People get really excited by the idea of autophagy when talking about fasting. Autophagy, which literally means “self-eating,” is essentially a self-recycling of cellular waste. The idea is that when you’re fasting, your body doesn’t have to expend energy to break down and process food. With this excess energy, it can turn its “attention” inward, disposing of waste, cleaning, and healing areas within the body that otherwise wouldn’t get the care. Researchers theorize that this type of autophagy may be able to suppress tumors by cleaning out cancer cells and, therefore, aid in cancer prevention (Antunes, 2018). 

It’s also believed that it’s through autophagy that we’re able to use stored nutrients as an energy source (Kaur, 2015), which is where advocates of fasting get the idea that it’s somehow “better” for weight loss than any other plan that includes calorie restriction. Autophagy is an undeniably cool concept—but right now we can only measure it in worms. So though we know that theoretically autophagy slows with age and fasting may increase it, we can’t verify these findings in humans (Barbosa, 2019). 

And there are a couple of unknowns being ignored when anyone claims one of the effects of fasting is increased autophagy, and in that way, this style of eating leads to a longer lifespan. Past studies have failed to show that ramping up one aspect of gene expression tied to autophagy can actually extend lifespan. Additionally, we haven’t fully clarified the mechanisms driving the longer lifespans in mouse studies and how they’re tied to aging (Barbosa, 2019). This cellular cleaning process isn’t reliant on fasting, either. Different forms of stress can activate some degree of autophagy, fasting being one example and exercise being another (He, 2012).

The hormetic effect of fasting

Fasting advocates will also mention hormesis as one of the benefits of intermittent fasting. Hormesis is the idea that small doses of potentially harmful things, whether it’s calorie restriction or toxins, can increase our tolerance of that stressor.
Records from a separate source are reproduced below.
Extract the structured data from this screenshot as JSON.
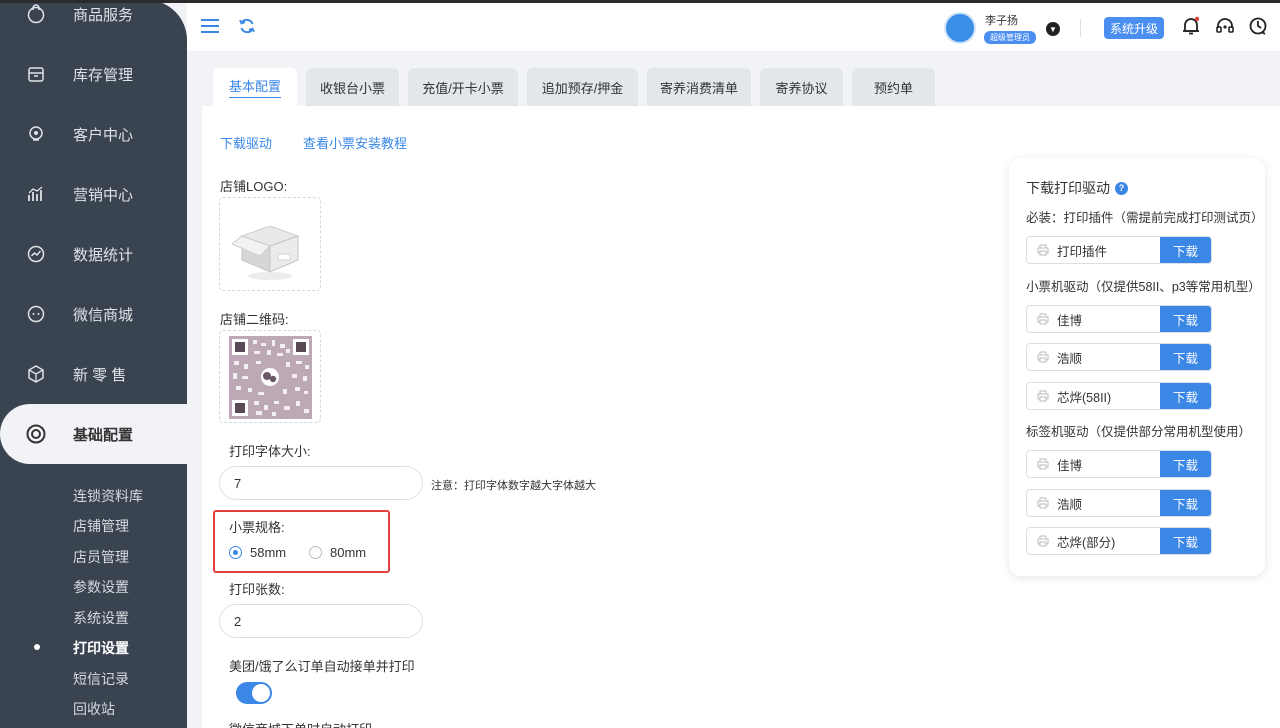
{
  "sidebar": {
    "menu": [
      {
        "label": "商品服务",
        "icon": "shopping-bag-icon"
      },
      {
        "label": "库存管理",
        "icon": "inventory-box-icon"
      },
      {
        "label": "客户中心",
        "icon": "customer-icon"
      },
      {
        "label": "营销中心",
        "icon": "marketing-chart-icon"
      },
      {
        "label": "数据统计",
        "icon": "statistics-icon"
      },
      {
        "label": "微信商城",
        "icon": "wechat-mall-icon"
      },
      {
        "label": "新 零 售",
        "icon": "new-retail-cube-icon"
      },
      {
        "label": "基础配置",
        "icon": "settings-ring-icon",
        "active": true
      }
    ],
    "submenu": [
      {
        "label": "连锁资料库"
      },
      {
        "label": "店铺管理"
      },
      {
        "label": "店员管理"
      },
      {
        "label": "参数设置"
      },
      {
        "label": "系统设置"
      },
      {
        "label": "打印设置",
        "active": true
      },
      {
        "label": "短信记录"
      },
      {
        "label": "回收站"
      }
    ]
  },
  "header": {
    "user_name": "李子扬",
    "user_role": "超级管理员",
    "upgrade_label": "系统升级"
  },
  "tabs": [
    {
      "label": "基本配置",
      "active": true
    },
    {
      "label": "收银台小票"
    },
    {
      "label": "充值/开卡小票"
    },
    {
      "label": "追加预存/押金"
    },
    {
      "label": "寄养消费清单"
    },
    {
      "label": "寄养协议"
    },
    {
      "label": "预约单"
    }
  ],
  "main": {
    "link_download_driver": "下载驱动",
    "link_tutorial": "查看小票安装教程",
    "logo_label": "店铺LOGO:",
    "qr_label": "店铺二维码:",
    "font_size_label": "打印字体大小:",
    "font_size_value": "7",
    "font_size_note": "注意：打印字体数字越大字体越大",
    "receipt_spec_label": "小票规格:",
    "spec_options": [
      {
        "label": "58mm",
        "checked": true
      },
      {
        "label": "80mm",
        "checked": false
      }
    ],
    "copies_label": "打印张数:",
    "copies_value": "2",
    "auto_print_label": "美团/饿了么订单自动接单并打印",
    "auto_print_enabled": true,
    "cut_text": "微信商城下单时自动打印"
  },
  "driver_panel": {
    "title": "下载打印驱动",
    "required_label": "必装：打印插件（需提前完成打印测试页）",
    "plugin_name": "打印插件",
    "receipt_section": "小票机驱动（仅提供58II、p3等常用机型）",
    "receipt_drivers": [
      "佳博",
      "浩顺",
      "芯烨(58II)"
    ],
    "label_section": "标签机驱动（仅提供部分常用机型使用）",
    "label_drivers": [
      "佳博",
      "浩顺",
      "芯烨(部分)"
    ],
    "download_label": "下载"
  },
  "colors": {
    "sidebar_bg": "#3a4350",
    "accent": "#3a87e6",
    "highlight": "#e0413a"
  }
}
There’s even some indication that cells may overcompensate for mild stressors, and that this can lead to a beneficial effect on aging and longevity. Past studies have observed a delay in age-related diseases associated with exposure to calorie restriction in animals, as long as malnutrition is avoided (Kouda, 2010). But again, these are animal models, and the findings may not hold true in humans.

When we talked to Dr. Varady about the best form of fasting, she underscored that it’s all about lifestyle fit. Given the great number of unknowns in this emerging area of study, there’s no reason you need to fast if it would be a dramatic lifestyle change from how you usually eat—unless your healthcare provider is prescribing this particular form of dietary restriction for a medical reason. But if you’re curious about the health effects, lead a healthy lifestyle, and already have an easy time skipping meals, it may be worth a try. At this time we cannot say fasting is safe for pregnant women, children, and older people, though. Be sure to discuss your potential fast with a medical professional if you’re taking any medication.